Speaking for the first time since being charged with illegal hunting, professional hunter, hired gun of Walter Palmer, Theo Bronkhorst has insisted that the hunting party had never meant to take down a research animal, nor for that matter had they ever set about looking to hunt down Cecil the lion outside of park grounds.
Nevertheless Bronkhorst does admit after taking down the big lion, the Minnesota dentist wanted to next take down a ‘very large elephant.’
Adding via the telegraph: ‘I told him I would not be able to find one so big, so the client left the next day.’
In the exclusive the hired professional hunter insists that they hadn’t set out to lure Cecil out ofHwange National Park and on to a farm where Cecil the lion was first lured with the carcass of an elephant before shot at with a crossbow at the hands of Walter Palmer.
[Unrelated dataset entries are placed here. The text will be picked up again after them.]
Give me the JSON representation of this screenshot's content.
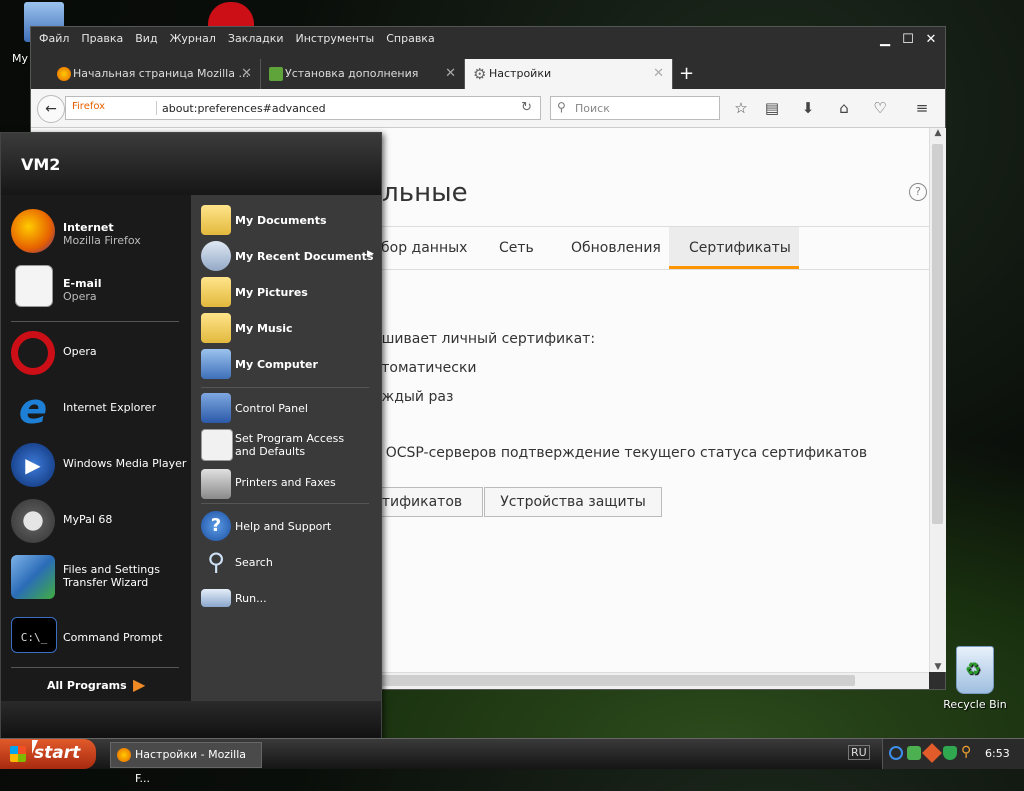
{
  "desktop": {
    "top_icon_label": "My",
    "recycle_bin_label": "Recycle Bin"
  },
  "firefox": {
    "menu": [
      "Файл",
      "Правка",
      "Вид",
      "Журнал",
      "Закладки",
      "Инструменты",
      "Справка"
    ],
    "tabs": [
      {
        "label": "Начальная страница Mozilla ...",
        "active": false
      },
      {
        "label": "Установка дополнения",
        "active": false
      },
      {
        "label": "Настройки",
        "active": true
      }
    ],
    "urlbar": {
      "identity": "Firefox",
      "url": "about:preferences#advanced"
    },
    "search_placeholder": "Поиск",
    "page": {
      "title_fragment": "тельные",
      "subtabs": [
        "бор данных",
        "Сеть",
        "Обновления",
        "Сертификаты"
      ],
      "selected_subtab": "Сертификаты",
      "line1": "ашивает личный сертификат:",
      "line2": "втоматически",
      "line3": "аждый раз",
      "line4": "у OCSP-серверов подтверждение текущего статуса сертификатов",
      "btn_certs": "тификатов",
      "btn_devices": "Устройства защиты"
    }
  },
  "start_menu": {
    "user": "VM2",
    "left_items": [
      {
        "title": "Internet",
        "subtitle": "Mozilla Firefox",
        "bold": true
      },
      {
        "title": "E-mail",
        "subtitle": "Opera",
        "bold": true
      },
      {
        "title": "Opera",
        "subtitle": "",
        "bold": false
      },
      {
        "title": "Internet Explorer",
        "subtitle": "",
        "bold": false
      },
      {
        "title": "Windows Media Player",
        "subtitle": "",
        "bold": false
      },
      {
        "title": "MyPal 68",
        "subtitle": "",
        "bold": false
      },
      {
        "title": "Files and Settings",
        "subtitle": "Transfer Wizard",
        "bold": false
      },
      {
        "title": "Command Prompt",
        "subtitle": "",
        "bold": false
      }
    ],
    "all_programs": "All Programs",
    "right_items": [
      {
        "title": "My Documents",
        "bold": true
      },
      {
        "title": "My Recent Documents",
        "bold": true
      },
      {
        "title": "My Pictures",
        "bold": true
      },
      {
        "title": "My Music",
        "bold": true
      },
      {
        "title": "My Computer",
        "bold": true
      },
      {
        "title": "Control Panel",
        "bold": false
      },
      {
        "title": "Set Program Access and Defaults",
        "bold": false
      },
      {
        "title": "Printers and Faxes",
        "bold": false
      },
      {
        "title": "Help and Support",
        "bold": false
      },
      {
        "title": "Search",
        "bold": false
      },
      {
        "title": "Run...",
        "bold": false
      }
    ]
  },
  "taskbar": {
    "start_label": "start",
    "task_item": "Настройки - Mozilla F...",
    "language": "RU",
    "clock": "6:53"
  }
}
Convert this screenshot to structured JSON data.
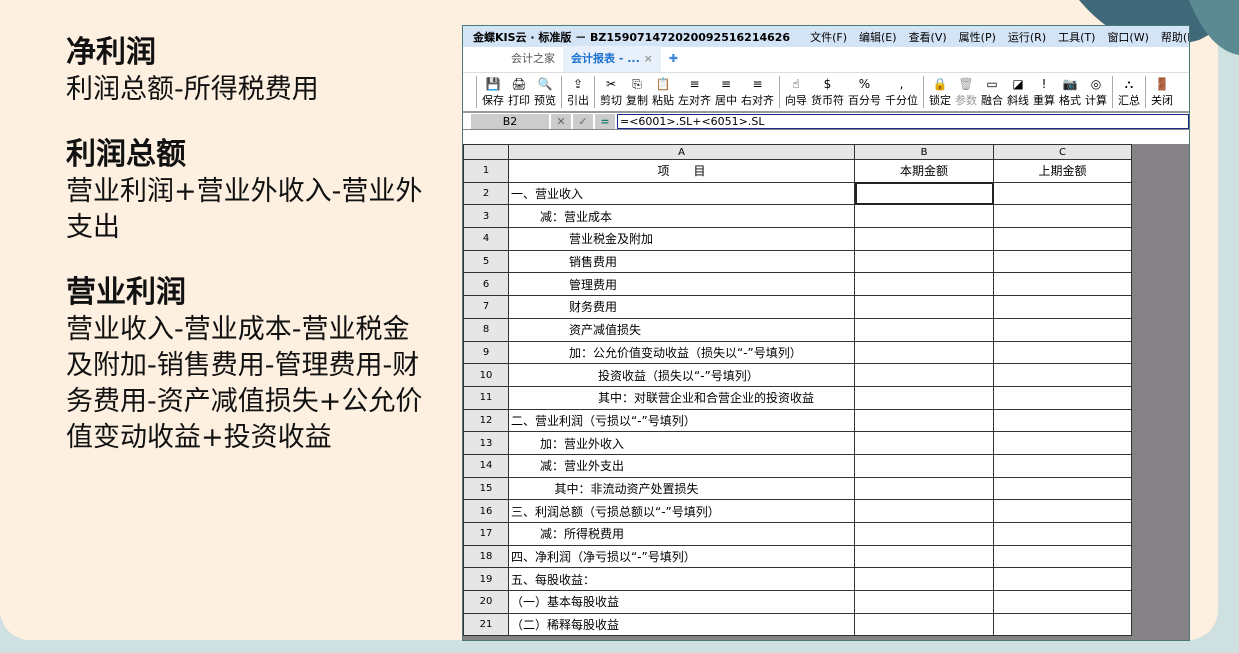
{
  "left": {
    "sections": [
      {
        "title": "净利润",
        "body": "利润总额-所得税费用"
      },
      {
        "title": "利润总额",
        "body": "营业利润+营业外收入-营业外支出"
      },
      {
        "title": "营业利润",
        "body": "营业收入-营业成本-营业税金及附加-销售费用-管理费用-财务费用-资产减值损失+公允价值变动收益+投资收益"
      }
    ]
  },
  "window": {
    "title": "金蝶KIS云 · 标准版 － BZ159071472020092516214626",
    "menu": [
      "文件(F)",
      "编辑(E)",
      "查看(V)",
      "属性(P)",
      "运行(R)",
      "工具(T)",
      "窗口(W)",
      "帮助(H)"
    ],
    "tabs": [
      "会计之家",
      "会计报表 - ..."
    ],
    "toolbar": [
      {
        "label": "保存",
        "icon": "💾"
      },
      {
        "label": "打印",
        "icon": "🖨"
      },
      {
        "label": "预览",
        "icon": "🔍"
      },
      {
        "label": "引出",
        "icon": "⇪"
      },
      {
        "label": "剪切",
        "icon": "✂"
      },
      {
        "label": "复制",
        "icon": "⎘"
      },
      {
        "label": "粘贴",
        "icon": "📋"
      },
      {
        "label": "左对齐",
        "icon": "≡"
      },
      {
        "label": "居中",
        "icon": "≡"
      },
      {
        "label": "右对齐",
        "icon": "≡"
      },
      {
        "label": "向导",
        "icon": "☝"
      },
      {
        "label": "货币符",
        "icon": "$"
      },
      {
        "label": "百分号",
        "icon": "%"
      },
      {
        "label": "千分位",
        "icon": ","
      },
      {
        "label": "锁定",
        "icon": "🔒"
      },
      {
        "label": "参数",
        "icon": "🗑"
      },
      {
        "label": "融合",
        "icon": "▭"
      },
      {
        "label": "斜线",
        "icon": "◪"
      },
      {
        "label": "重算",
        "icon": "!"
      },
      {
        "label": "格式",
        "icon": "📷"
      },
      {
        "label": "计算",
        "icon": "◎"
      },
      {
        "label": "汇总",
        "icon": "⛬"
      },
      {
        "label": "关闭",
        "icon": "🚪"
      }
    ],
    "cell_ref": "B2",
    "formula": "=<6001>.SL+<6051>.SL"
  },
  "sheet": {
    "columns": [
      "A",
      "B",
      "C"
    ],
    "rows": [
      {
        "n": "1",
        "a": "项　　目",
        "b": "本期金额",
        "c": "上期金额",
        "indent": 0
      },
      {
        "n": "2",
        "a": "一、营业收入",
        "indent": 0
      },
      {
        "n": "3",
        "a": "减：营业成本",
        "indent": 1
      },
      {
        "n": "4",
        "a": "营业税金及附加",
        "indent": 2
      },
      {
        "n": "5",
        "a": "销售费用",
        "indent": 2
      },
      {
        "n": "6",
        "a": "管理费用",
        "indent": 2
      },
      {
        "n": "7",
        "a": "财务费用",
        "indent": 2
      },
      {
        "n": "8",
        "a": "资产减值损失",
        "indent": 2
      },
      {
        "n": "9",
        "a": "加：公允价值变动收益（损失以“-”号填列）",
        "indent": 2
      },
      {
        "n": "10",
        "a": "投资收益（损失以“-”号填列）",
        "indent": 3
      },
      {
        "n": "11",
        "a": "其中：对联营企业和合营企业的投资收益",
        "indent": 3
      },
      {
        "n": "12",
        "a": "二、营业利润（亏损以“-”号填列）",
        "indent": 0
      },
      {
        "n": "13",
        "a": "加：营业外收入",
        "indent": 1
      },
      {
        "n": "14",
        "a": "减：营业外支出",
        "indent": 1
      },
      {
        "n": "15",
        "a": "其中：非流动资产处置损失",
        "indent": 1.5
      },
      {
        "n": "16",
        "a": "三、利润总额（亏损总额以“-”号填列）",
        "indent": 0
      },
      {
        "n": "17",
        "a": "减：所得税费用",
        "indent": 1
      },
      {
        "n": "18",
        "a": "四、净利润（净亏损以“-”号填列）",
        "indent": 0
      },
      {
        "n": "19",
        "a": "五、每股收益：",
        "indent": 0
      },
      {
        "n": "20",
        "a": "（一）基本每股收益",
        "indent": 0
      },
      {
        "n": "21",
        "a": "（二）稀释每股收益",
        "indent": 0
      }
    ]
  }
}
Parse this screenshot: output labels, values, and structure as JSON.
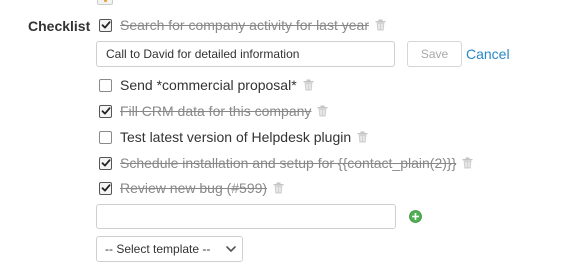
{
  "checklist": {
    "label": "Checklist",
    "items": [
      {
        "text": "Search for company activity for last year",
        "checked": true
      },
      {
        "text": "Send *commercial proposal*",
        "checked": false
      },
      {
        "text": "Fill CRM data for this company",
        "checked": true
      },
      {
        "text": "Test latest version of Helpdesk plugin",
        "checked": false
      },
      {
        "text": "Schedule installation and setup for {{contact_plain(2)}}",
        "checked": true
      },
      {
        "text": "Review new bug (#599)",
        "checked": true
      }
    ],
    "edit": {
      "value": "Call to David for detailed information",
      "save_label": "Save",
      "cancel_label": "Cancel"
    },
    "new_item": {
      "value": ""
    },
    "template_select": {
      "selected": "-- Select template --"
    }
  },
  "colors": {
    "link": "#2a88c8",
    "add_icon": "#4caf50",
    "done_text": "#888888"
  },
  "icons": {
    "delete": "trash-icon",
    "add": "plus-circle-icon",
    "select": "chevron-down-icon",
    "check": "checkmark-icon"
  }
}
Told the Bronkhorst: ‘At the last minute, I had to divert from a concession [hunting area] about eight miles away,’
Bronkhorst said they went hunting with his son, Zane, and a scout sent by farm owner Honest Ndlovu.
‘We set off quite late, with the sun down, and found the carcass of an elephant which we dragged and moved into the long grass and used for bait,’ he said.
The bait would eventually lure in Cecil the iconic Zimbabwe lion.
Recalls Bronkhorst: ‘He was a magnificent animal,’
‘The client then fired using a bow and arrow, and it went away into the long grass. This was about 10 p.m.’
From there the hunter explains that the party ‘weren’t entirely sure‘ Cecil had been taken down, choosing to return the next morning to search for him.
We found it and it was wounded, and the client then shot it, with his bow and arrow, and killed it,’ Bronkhorst explained.
The hunting party was ‘devastated’ to discover that Cecil was wearing a GPS collar, the hunter insisted.
But instead of turning it into authorities, Bronkhorst said, he ‘panicked,’ taking the tracking device off and putting it in a tree.
A tracking device which would eventually lead to researchers coming across Cecil’s skinned carcass with missing head.
They kept Cecil’s head and skin because Palmer had already ponied up $50,000 to shoot a lion and earn his trophy, he added.
‘I went to Parks and reported what had happened,’ the guide reiterated. ‘I wish I had taken the collar.’
Bronkhorst, charged with conducting an illegal hunt, was released Wednesday on $1,000 bail. He insisted he had no idea Cecil was a protected lion.
Meanwhile, Palmer is still hiding out — and even ducking calls from federal agents.
‘At this point in time…multiple efforts to contact Dr. Walter Palmer have been unsuccessful,’ said Edward Grace, deputy Chief of law enforcement at US Fish and Wildlife Service.